BY KALISHA MENDONSA
The Red Deer and District SPCA is seeking to expand their ‘K9 Community Outreach Program’ in Central Alberta, with a need for willing – and eligible – volunteers.
The program seeks to share a little puppy love in senior facilities, hospitals and schools.
Volunteers who have well-trained, calm, non-aggressive dogs are able to apply for the program and must be certified before heading out to share the joy and unconditional love of dogs with the community.
Eva Sarson, program coordinator, said there are huge benefits to the program, and that they will place volunteers within their own local communities to get the most out of the program. Sarson added that currently, there are many suitable environments but just not enough volunteers to fill all of the vacancies.
“It’s really a good feeling when you see these programs at work. I love going out to facilities for my first visit and meeting new volunteers. I get to see one-on-one how people respond to the dogs, how the dogs respond to the new place and just the unconditional love that can be offered,” Sarson said.
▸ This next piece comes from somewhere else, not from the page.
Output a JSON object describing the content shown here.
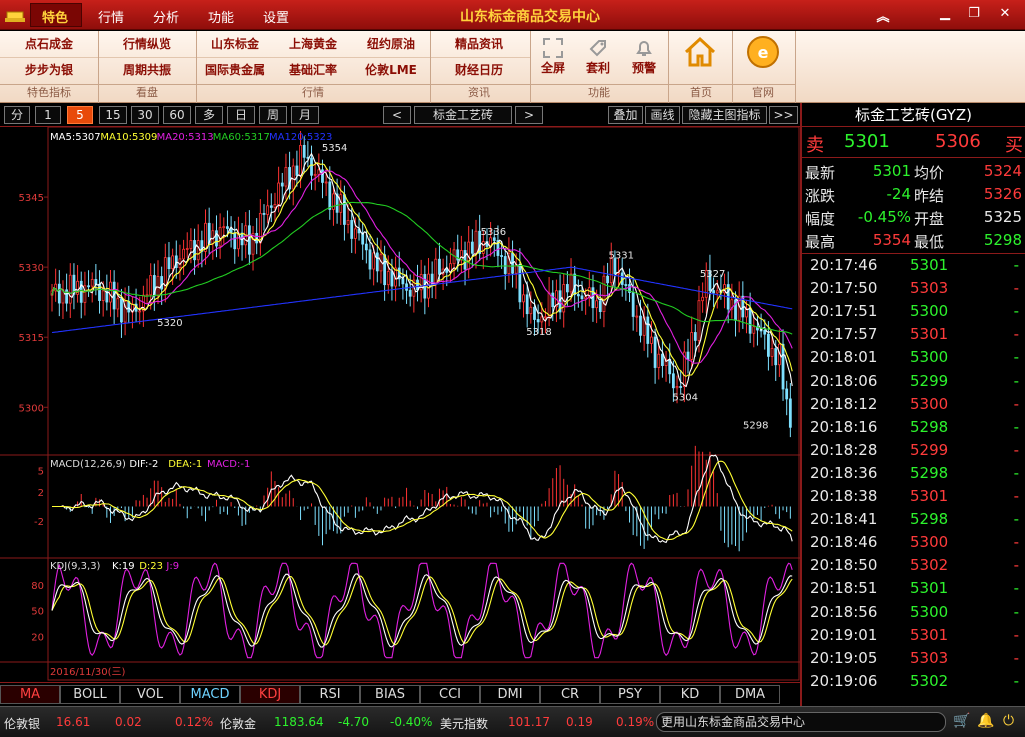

“The dogs know which people are having a bad day – it’s just something they are very good at. They really gravitate to the people who need them, and you can almost see that person melt with relief. It makes them feel secure and releases chemicals in our bodies that allow us to de-stress.”
In Lacombe, the program has been incredibly successful in its partnership with Father Lacombe School, where local volunteer Cheryl Armstrong brings her dog Ripley in to spend time with young students.
The students are able to practice their reading skills, by reading to Ripley and getting help from Armstrong.
In addition to improving the student literacy, Armstrong is able to teach the kids about responsible pet ownership and respecting the animals.
“We are often out and volunteering with our dogs, especially at big events, and we’re trying to get some education out as well. We talk about proper pet care and what the animals need,” Sarson said.
“Our volunteer, Cheryl, who goes to Father Lacombe school, spends a lot of time talking about what is acceptable to do with her dog. She explains to the kids that they can’t ride the dog even though it’s big because it will hurt them. She talks about proper pet care, and that’s a really important piece of this outreach program.”
Sarson said one of the main goals of the SPCA is to teach people proper care for their animals.
She said through the community outreach program, not only do people learn this proper care and respect, but the interaction is incredibly valuable to all parties involved.
She said a lot of time is spent in schools, especially around exams, as it helps students to de-stress and catch a bit of a break during the trying times.
As well, the older populations who are able to visit with the dogs – and of course, the volunteers – are able to see many social benefits that in turn can help to improve overall well-being.
“This program really helps with loneliness. A lot of seniors can feel lonely, because they don’t necessarily have people nearby who can come visit them. When you bring the dog in, it’s not just the dog that helps. The dogs are really more of an ice-breaker,” Sarson said.
“They often connect to the volunteers, and really enjoy having someone there to spend time with and to talk to. They often get to build that relationship over time. It really decreases those feelings of isolation for them as well.”
For anyone who thinks this is a program for them and their canine companion, or for their facility, contact Sarson at 403-342-7722.